I like to drive. I mean, I REALLY like to drive. And no left-wing movie, as vehemently as I agree with it, can make me do different. I steadfastly remain the King of Aimless Driving, and it's my intention to retain the throne for as long as possible.

Forget global warming; this is about BRAIN warming. The real dangers are those days, those weeks when things just never go your way. A customer yells at you. You forget your sunglasses on your desk. The Taco Bell drive-thru tells you that they're "out of meat". The gas station clerk insists you gave her a five when you KNOW you gave her a twenty. (All of which happened to me this week.)

That's when your brain starts to steam and fume. And every added bit of stress just contributes to that sizzling ball of stress in your head. Well, let me tell you from first-hand experience, there is NO bit of stress that can't be melted away with a moonlit drive through the country.

My friends and I discovered it in college. Studying too hard? (Hey, this is MY column - I can pretend I was a good student if I want!) Someone would just yell "CORNFIELDS! NOW!" Next thing we knew, we were loading the car with junk food, a good mix tape, and hitting the open gravel roads. Where would we end up? When would we get home? That was up to fate.

Some days we'd only be gone for a half hour; other days we'd get lost and end up in Timbuktu. But there wasn't a single night that didn't become a fun adventure of some sort. But if YOU decide to take up night-time aimless driving, there ARE a few rules to heed.

1. LIGHT POLLUTION CAN BE YOUR FRIEND. If you're lost in the middle of the sticks, just get to the top of a hill and look for the distant glows of major cities. On a clear night, you can see that megalithic strobe tower in Bettendorf some 20-30 miles away. Of course, sometimes following glows can get you in trouble. Once, my friend Jason and I were seriously lost in the pitch middle of the night. We saw a glow and followed it. Turned out to be Beloit, Wisconsin. At 3 a.m. For reference, Beloit Wisconsin is NOT a fun place to be at 3 a.m.

2. ALWAYS HAVE AN ESCAPE PLAN. Watch out that the country road you're rolling down is not a country driveway. Every time we go out in the boonies, we invariably take some cool-looking gravel road that turns out to be Bob's Road. Which leads us straight to Bob's House. And Bob is usually some cast member of "Deliverance." And Bob don't cotton to strangers. Always be ready to turn around and hightail it outta there.

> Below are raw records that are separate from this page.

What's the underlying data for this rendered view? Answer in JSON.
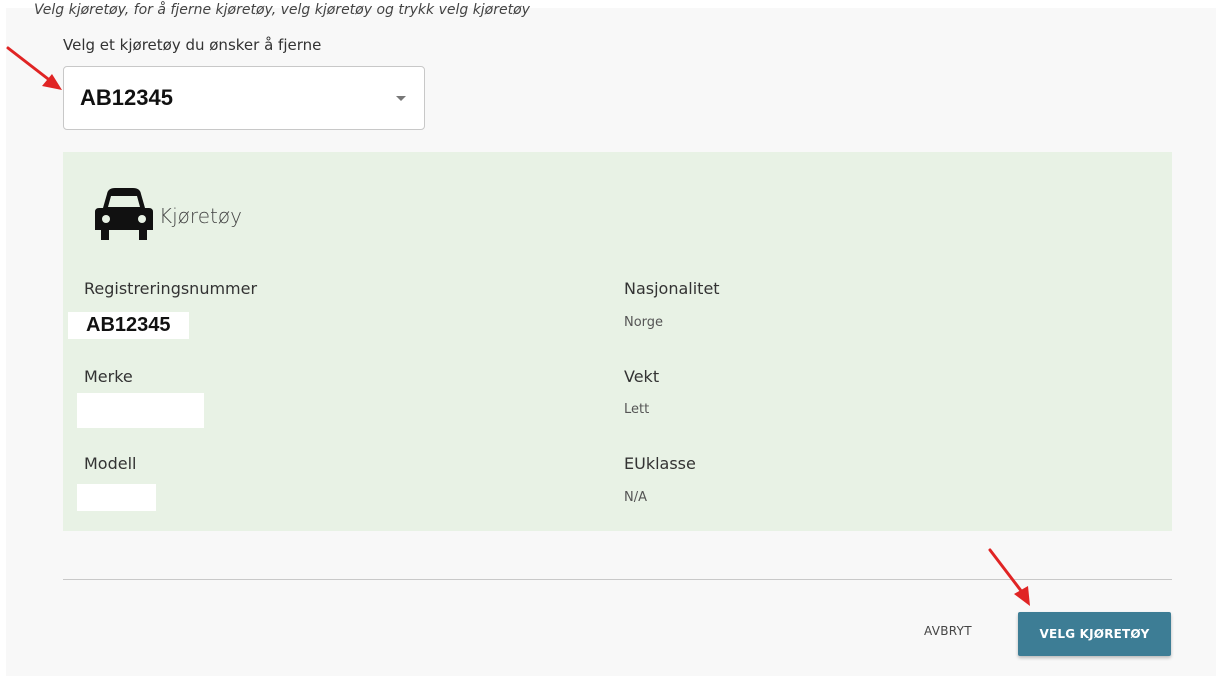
{
  "header": {
    "italic_text": "Velg kjøretøy, for å fjerne kjøretøy, velg kjøretøy og trykk velg kjøretøy"
  },
  "select": {
    "label": "Velg et kjøretøy du ønsker å fjerne",
    "value": "AB12345"
  },
  "vehicle_card": {
    "title": "Kjøretøy",
    "icon": "car-icon",
    "background": "#e8f2e5",
    "fields": {
      "registreringsnummer": {
        "label": "Registreringsnummer",
        "value": "AB12345"
      },
      "merke": {
        "label": "Merke",
        "value": ""
      },
      "modell": {
        "label": "Modell",
        "value": ""
      },
      "nasjonalitet": {
        "label": "Nasjonalitet",
        "value": "Norge"
      },
      "vekt": {
        "label": "Vekt",
        "value": "Lett"
      },
      "euklasse": {
        "label": "EUklasse",
        "value": "N/A"
      }
    }
  },
  "actions": {
    "cancel_label": "AVBRYT",
    "confirm_label": "VELG KJØRETØY",
    "confirm_color": "#3d7d95"
  },
  "annotation_color": "#e02424"
}
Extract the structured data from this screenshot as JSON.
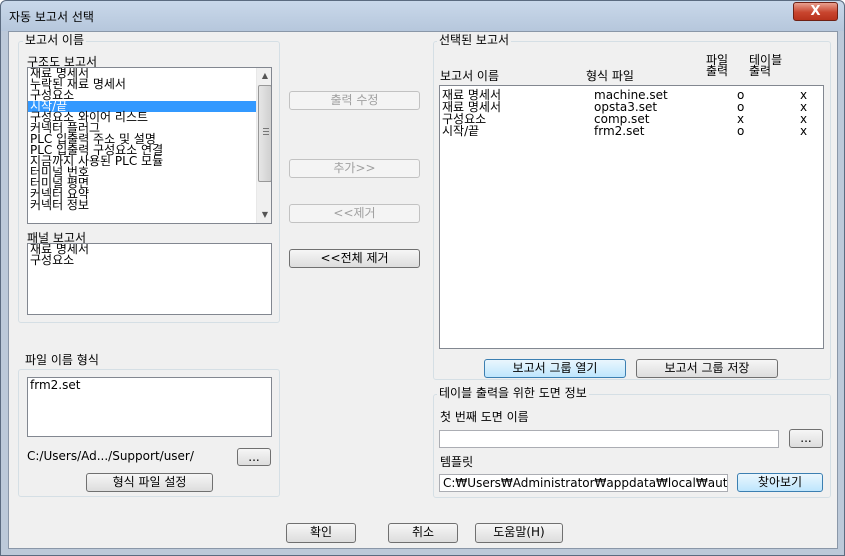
{
  "window": {
    "title": "자동 보고서 선택",
    "close_label": "X"
  },
  "report_names": {
    "group_label": "보고서 이름",
    "schematic_label": "구조도 보고서",
    "schematic_items": [
      {
        "label": "재료 명세서",
        "selected": false
      },
      {
        "label": "누락된 재료 명세서",
        "selected": false
      },
      {
        "label": "구성요소",
        "selected": false
      },
      {
        "label": "시작/끝",
        "selected": true
      },
      {
        "label": "구성요소 와이어 리스트",
        "selected": false
      },
      {
        "label": "커넥터 플러그",
        "selected": false
      },
      {
        "label": "PLC 입출력 주소 및 설명",
        "selected": false
      },
      {
        "label": "PLC 입출력 구성요소 연결",
        "selected": false
      },
      {
        "label": "지금까지 사용된 PLC 모듈",
        "selected": false
      },
      {
        "label": "터미널 번호",
        "selected": false
      },
      {
        "label": "터미널 평면",
        "selected": false
      },
      {
        "label": "커넥터 요약",
        "selected": false
      },
      {
        "label": "커넥터 정보",
        "selected": false
      }
    ],
    "panel_label": "패널 보고서",
    "panel_items": [
      "재료 명세서",
      "구성요소"
    ]
  },
  "middle_buttons": {
    "modify_output": "출력 수정",
    "add": "추가>>",
    "remove": "<<제거",
    "remove_all": "<<전체 제거"
  },
  "selected_reports": {
    "group_label": "선택된 보고서",
    "columns": {
      "report_name": "보고서 이름",
      "format_file": "형식 파일",
      "file_output_line1": "파일",
      "file_output_line2": "출력",
      "table_output_line1": "테이블",
      "table_output_line2": "출력"
    },
    "rows": [
      {
        "name": "재료 명세서",
        "format": "machine.set",
        "file": "o",
        "table": "x"
      },
      {
        "name": "재료 명세서",
        "format": "opsta3.set",
        "file": "o",
        "table": "x"
      },
      {
        "name": "구성요소",
        "format": "comp.set",
        "file": "x",
        "table": "x"
      },
      {
        "name": "시작/끝",
        "format": "frm2.set",
        "file": "o",
        "table": "x"
      }
    ],
    "open_group": "보고서 그룹 열기",
    "save_group": "보고서 그룹 저장"
  },
  "file_name_format": {
    "group_label": "파일 이름 형식",
    "value": "frm2.set",
    "path": "C:/Users/Ad.../Support/user/",
    "browse": "...",
    "set_format_file": "형식 파일 설정"
  },
  "table_output": {
    "group_label": "테이블 출력을 위한 도면 정보",
    "first_drawing_label": "첫 번째 도면 이름",
    "first_drawing_value": "",
    "browse": "...",
    "template_label": "템플릿",
    "template_value": "C:₩Users₩Administrator₩appdata₩local₩autode",
    "template_browse": "찾아보기"
  },
  "footer": {
    "ok": "확인",
    "cancel": "취소",
    "help": "도움말(H)"
  }
}
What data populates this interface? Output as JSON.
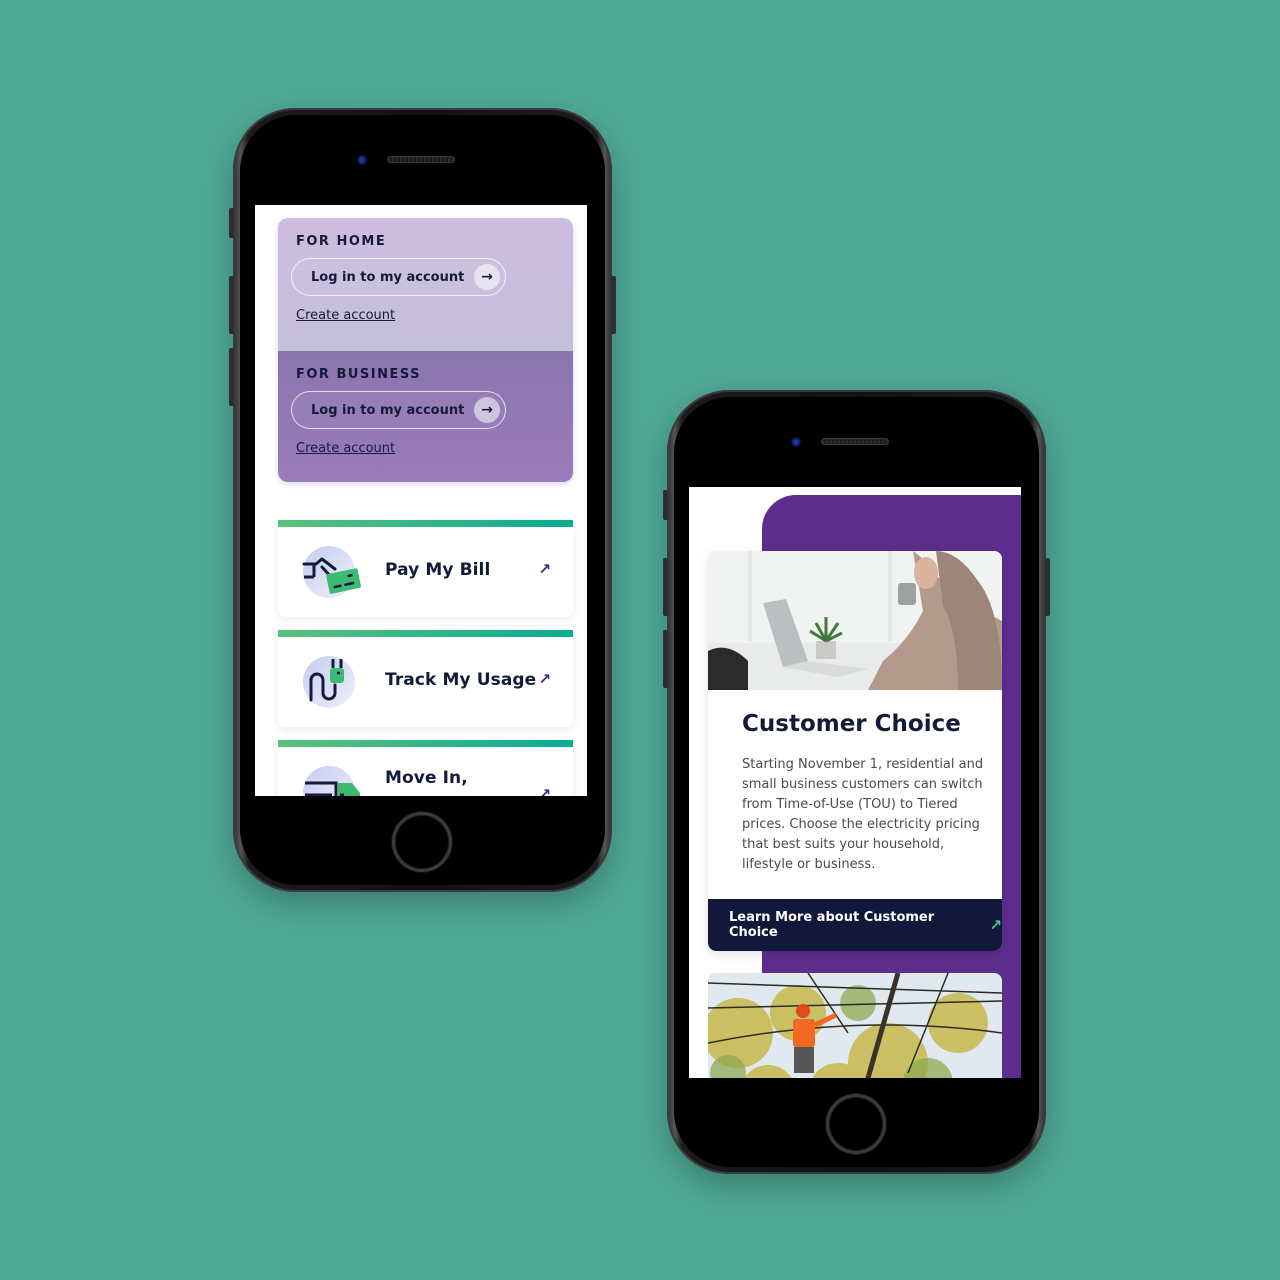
{
  "colors": {
    "background": "#4fa896",
    "accent_purple": "#5d2d8e",
    "navy": "#141a3a",
    "green_gradient_start": "#5cc07a",
    "green_gradient_end": "#0aab95",
    "cta_arrow": "#3ecf8e"
  },
  "phone1": {
    "login_panel": {
      "home": {
        "label": "FOR HOME",
        "login_button": "Log in to my account",
        "login_icon": "arrow-right-icon",
        "create_link": "Create account"
      },
      "business": {
        "label": "FOR BUSINESS",
        "login_button": "Log in to my account",
        "login_icon": "arrow-right-icon",
        "create_link": "Create account"
      }
    },
    "quick_links": [
      {
        "title": "Pay My Bill",
        "icon": "credit-card-hand-icon",
        "link_icon": "external-arrow-icon"
      },
      {
        "title": "Track My Usage",
        "icon": "plug-cable-icon",
        "link_icon": "external-arrow-icon"
      },
      {
        "title": "Move In,",
        "icon": "moving-truck-icon",
        "link_icon": "external-arrow-icon"
      }
    ],
    "arrow_glyph": "→",
    "ext_glyph": "↗"
  },
  "phone2": {
    "feature": {
      "image": "woman-at-laptop-photo",
      "title": "Customer Choice",
      "body": "Starting November 1, residential and small business customers can switch from Time-of-Use (TOU) to Tiered prices. Choose the electricity pricing that best suits your household, lifestyle or business.",
      "cta": "Learn More about Customer Choice",
      "cta_glyph": "↗"
    },
    "next_card_image": "line-worker-in-trees-photo"
  }
}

3. DEER ARE SUICIDAL. They like to fling themselves in front of your path at all times, and nothing ruins the ambience of a good evening drive quite like an antler to the skull. Safety first, gang.

4. ALL ROADS LEAD TO JOY. If you're driving around south of town and get lost, don't worry. Eventually you'll end up in the tiny town of Joy, Illinois. I don't know why, but it seems like every country road eventually takes you there. My guess is that it's secretly the center of the universe. We've ended up randomly in Joy so often that I once considered getting a video rental membership at the gas station out there.

5. DON'T FALL ASLEEP IN A CAR FULL OF PROFESSIONAL AIMLESS DRIVERS. One time, our friend Kelly came along and ended up falling asleep just outside of town with the words, "Wake me up if you find something interesting." Four hours later we woke her up on the steps of the Capital Building in Springfield and asked her if it was interesting enough. We were amused; the jury's still out on her.

6. DON'T OVERDO IT. Take it from me. Once you start learning the back roads, the magic is gone. Nowadays, if my friends and I feel like getting lost in the country, we've got to get at least fifty miles away before we have no idea where we are.

I can't stop driving aimlessly. I don't care if it costs the equivalent of the gross national product of Botswana to fill the tank. It's a necessary evil. I'll be a good liberal in all other aspects of life, I swear it. But until Al Gore shows up at my door with an electric car for me and my friends, we're still going to be mucking up the environment and hitting the dusty trail from time to time. If Greenland melts, I'll apologize. Promise.

1 comment:

Anonymous said...

Yep, me too. It's all about the aimless driving. Since I do so many things alone *ahem*, I tend to do that alone, too. It's some of the best think time I ever have.